----- RECORD EXTRACTS -----

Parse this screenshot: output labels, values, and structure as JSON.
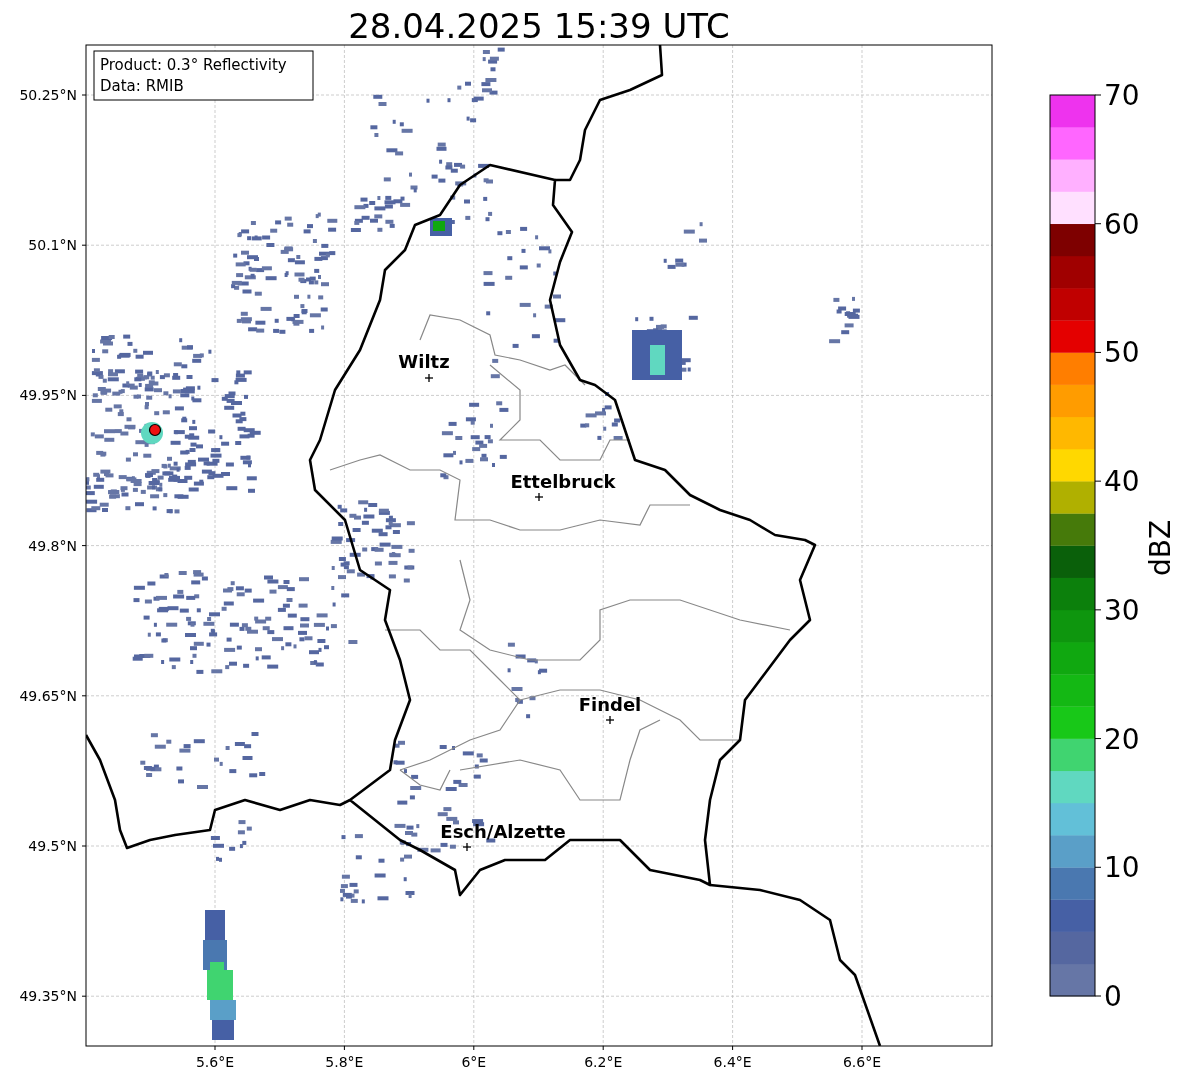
{
  "title": "28.04.2025 15:39 UTC",
  "info_box": [
    "Product: 0.3° Reflectivity",
    "Data: RMIB"
  ],
  "y_ticks": [
    "50.25°N",
    "50.1°N",
    "49.95°N",
    "49.8°N",
    "49.65°N",
    "49.5°N",
    "49.35°N"
  ],
  "x_ticks": [
    "5.6°E",
    "5.8°E",
    "6°E",
    "6.2°E",
    "6.4°E",
    "6.6°E"
  ],
  "cities": [
    {
      "name": "Wiltz"
    },
    {
      "name": "Ettelbruck"
    },
    {
      "name": "Findel"
    },
    {
      "name": "Esch/Alzette"
    }
  ],
  "colorbar": {
    "label": "dBZ",
    "ticks": [
      "70",
      "60",
      "50",
      "40",
      "30",
      "20",
      "10",
      "0"
    ],
    "bands": [
      {
        "color": "#6676a6"
      },
      {
        "color": "#5567a0"
      },
      {
        "color": "#4660a5"
      },
      {
        "color": "#4a78b0"
      },
      {
        "color": "#5a9fc8"
      },
      {
        "color": "#62c0d8"
      },
      {
        "color": "#60d8c0"
      },
      {
        "color": "#40d470"
      },
      {
        "color": "#18c818"
      },
      {
        "color": "#14b814"
      },
      {
        "color": "#10a810"
      },
      {
        "color": "#0e960e"
      },
      {
        "color": "#0c800c"
      },
      {
        "color": "#0a600a"
      },
      {
        "color": "#467a0a"
      },
      {
        "color": "#b0b000"
      },
      {
        "color": "#ffd800"
      },
      {
        "color": "#ffb800"
      },
      {
        "color": "#ff9c00"
      },
      {
        "color": "#ff7e00"
      },
      {
        "color": "#e40000"
      },
      {
        "color": "#c00000"
      },
      {
        "color": "#a00000"
      },
      {
        "color": "#7e0000"
      },
      {
        "color": "#ffe0ff"
      },
      {
        "color": "#ffb0ff"
      },
      {
        "color": "#ff66ff"
      },
      {
        "color": "#ee33ee"
      }
    ]
  }
}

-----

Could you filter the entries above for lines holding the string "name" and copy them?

      "name": "Wiltz"
      "name": "Ettelbruck"
      "name": "Findel"
      "name": "Esch/Alzette"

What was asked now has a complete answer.